    The theater world has lost a tremendous historian, researcher and friend. Former THS President and Marquee editor STEVE LEVIN passed away suddenly on Saturday (Dec 13) after a short illness. Steve was also very active in ATOS as well. This leaves a deep void in our lives, an important voice is gone.

    We extend our deepest sympathies to his family and to our friends at THS during this difficult time. He will, indeed, be sorely missed.

  • December 5, 2008

    Heights Theater under new ownership

    ELMIRA HEIGHTS, NY — On Tuesday November 24,2008 the owners of the Glen Theater in Watkins Glen New York took over ownership of the Heights Theater in Elmira, New York,

    This ends former owner Craig Spencer’s 6 years of operating the single screen, 2nd run theater.

    The Heights has continually screened films since 1949 except for the 2 years prior to Spencer renovating in 2002.

  • December 3, 2008

    Marcus Theatres installs 12th UltraScreen

    ORLAND PARK, IL — Marcus Theatres has installed a new 70-foot-wide UltraScreen at the Orland Park Cinema. It was unveiled November 26th in time for the Thanksgiving holiday weekend.

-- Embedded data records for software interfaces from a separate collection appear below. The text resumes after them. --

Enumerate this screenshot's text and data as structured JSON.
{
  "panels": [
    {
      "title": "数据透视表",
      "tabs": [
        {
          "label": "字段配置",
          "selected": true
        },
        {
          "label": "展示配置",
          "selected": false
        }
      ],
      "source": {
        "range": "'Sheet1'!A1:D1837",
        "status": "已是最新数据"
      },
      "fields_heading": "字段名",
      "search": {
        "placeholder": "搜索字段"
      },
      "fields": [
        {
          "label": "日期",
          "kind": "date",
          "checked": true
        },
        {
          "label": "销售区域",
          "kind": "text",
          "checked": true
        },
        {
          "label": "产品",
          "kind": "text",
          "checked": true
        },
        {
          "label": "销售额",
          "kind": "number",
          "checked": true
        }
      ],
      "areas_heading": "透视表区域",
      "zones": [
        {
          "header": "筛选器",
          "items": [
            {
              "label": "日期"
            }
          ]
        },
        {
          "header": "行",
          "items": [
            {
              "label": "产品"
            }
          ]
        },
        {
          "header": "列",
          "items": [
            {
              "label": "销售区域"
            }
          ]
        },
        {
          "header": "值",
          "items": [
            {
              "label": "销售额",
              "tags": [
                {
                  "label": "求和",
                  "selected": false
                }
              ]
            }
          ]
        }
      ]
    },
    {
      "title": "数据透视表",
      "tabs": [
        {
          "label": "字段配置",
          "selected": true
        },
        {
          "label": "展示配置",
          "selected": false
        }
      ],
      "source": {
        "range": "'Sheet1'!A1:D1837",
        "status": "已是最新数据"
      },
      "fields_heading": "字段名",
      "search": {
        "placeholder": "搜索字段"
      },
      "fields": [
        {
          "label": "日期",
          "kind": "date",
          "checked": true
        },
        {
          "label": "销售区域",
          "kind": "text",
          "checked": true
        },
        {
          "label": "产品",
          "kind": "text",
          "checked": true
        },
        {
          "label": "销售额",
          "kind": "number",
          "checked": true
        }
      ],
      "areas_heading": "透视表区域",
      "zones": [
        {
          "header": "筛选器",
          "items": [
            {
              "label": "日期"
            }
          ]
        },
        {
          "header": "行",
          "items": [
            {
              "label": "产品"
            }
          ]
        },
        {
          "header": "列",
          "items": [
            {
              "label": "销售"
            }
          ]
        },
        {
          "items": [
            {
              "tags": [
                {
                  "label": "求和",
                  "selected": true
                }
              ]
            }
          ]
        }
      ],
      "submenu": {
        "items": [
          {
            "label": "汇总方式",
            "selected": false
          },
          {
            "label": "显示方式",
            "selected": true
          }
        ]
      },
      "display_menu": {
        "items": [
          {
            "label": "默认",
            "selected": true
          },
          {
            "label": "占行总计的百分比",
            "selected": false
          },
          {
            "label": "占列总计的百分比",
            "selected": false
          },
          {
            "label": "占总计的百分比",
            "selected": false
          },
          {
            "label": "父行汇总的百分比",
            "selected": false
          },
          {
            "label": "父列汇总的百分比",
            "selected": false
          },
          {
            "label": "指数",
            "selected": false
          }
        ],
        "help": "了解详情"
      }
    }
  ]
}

    It was installed in a 400-seat auditorium that has been renovated from the ground up.

    In addition to the UltraScreen, the hall is using Crown Digital D-Chain amplifiers and JBL ScreenArray speakers.

  • November 26, 2008

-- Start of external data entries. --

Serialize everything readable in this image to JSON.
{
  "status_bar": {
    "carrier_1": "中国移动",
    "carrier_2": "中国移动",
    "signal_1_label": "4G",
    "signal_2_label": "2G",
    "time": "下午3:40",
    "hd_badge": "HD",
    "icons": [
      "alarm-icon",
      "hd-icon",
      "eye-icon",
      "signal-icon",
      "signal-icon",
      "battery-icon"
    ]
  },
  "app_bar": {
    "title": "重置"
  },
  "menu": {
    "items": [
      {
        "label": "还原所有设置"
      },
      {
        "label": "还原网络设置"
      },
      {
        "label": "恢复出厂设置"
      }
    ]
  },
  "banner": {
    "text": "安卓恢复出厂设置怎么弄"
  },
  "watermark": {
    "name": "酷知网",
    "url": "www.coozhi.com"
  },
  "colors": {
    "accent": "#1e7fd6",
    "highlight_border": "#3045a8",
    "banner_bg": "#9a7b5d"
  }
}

    Pickwick Theatre celebrates 80th anniversary

    PARK RIDGE, IL — The Pickwick Theatre will celebrate its 80th anniversary by playing the same silent film it played when it opened: “Lilac Time” with Gary Cooper and Colleen Moore.

    The theater, which is on the National Register of Historic Places, is distinctive for its 100-foot art deco tower. It has been in continuous operation since 1928 without any modification to the original auditorium and has been owned by the same family since 1967.

    Read more about the history of the theater in the Norridge-Harwood Heights News.

  • John Loeks speaks as Studio 28 closes

    GRAND RAPIDS, MI — This link shows a photo and video from a final night speech by the closing Studio 28 owner, John Loeks.

  • November 21, 2008

    Fireweed 7 slashes price of movie tickets to $3

    ANCHORAGE, AK — To drum up some business, the Fireweed Cinemas has lowered their admission to $3 for all shows. While this normally wouldn’t be too surprising, the fact that it’s owned by Regal stands out. Could they do this in other markets?

    Regal Entertainment Group, the nation’s largest movie theater operator, recently premiered the bargain ticket sales at the Fireweed, evidently as a way to draw in more customers to the venerable movie house at the corner of Fireweed Lane and Gambell Street.

    Before the change, an evening show cost $9.75 and a matinee $6.75.

    Theater workers are telling patrons that films at the Fireweed won’t be first-run. Rather, they’ll be films that have been in release for a few weeks.

    Read the full story in the Anchorage Daily News.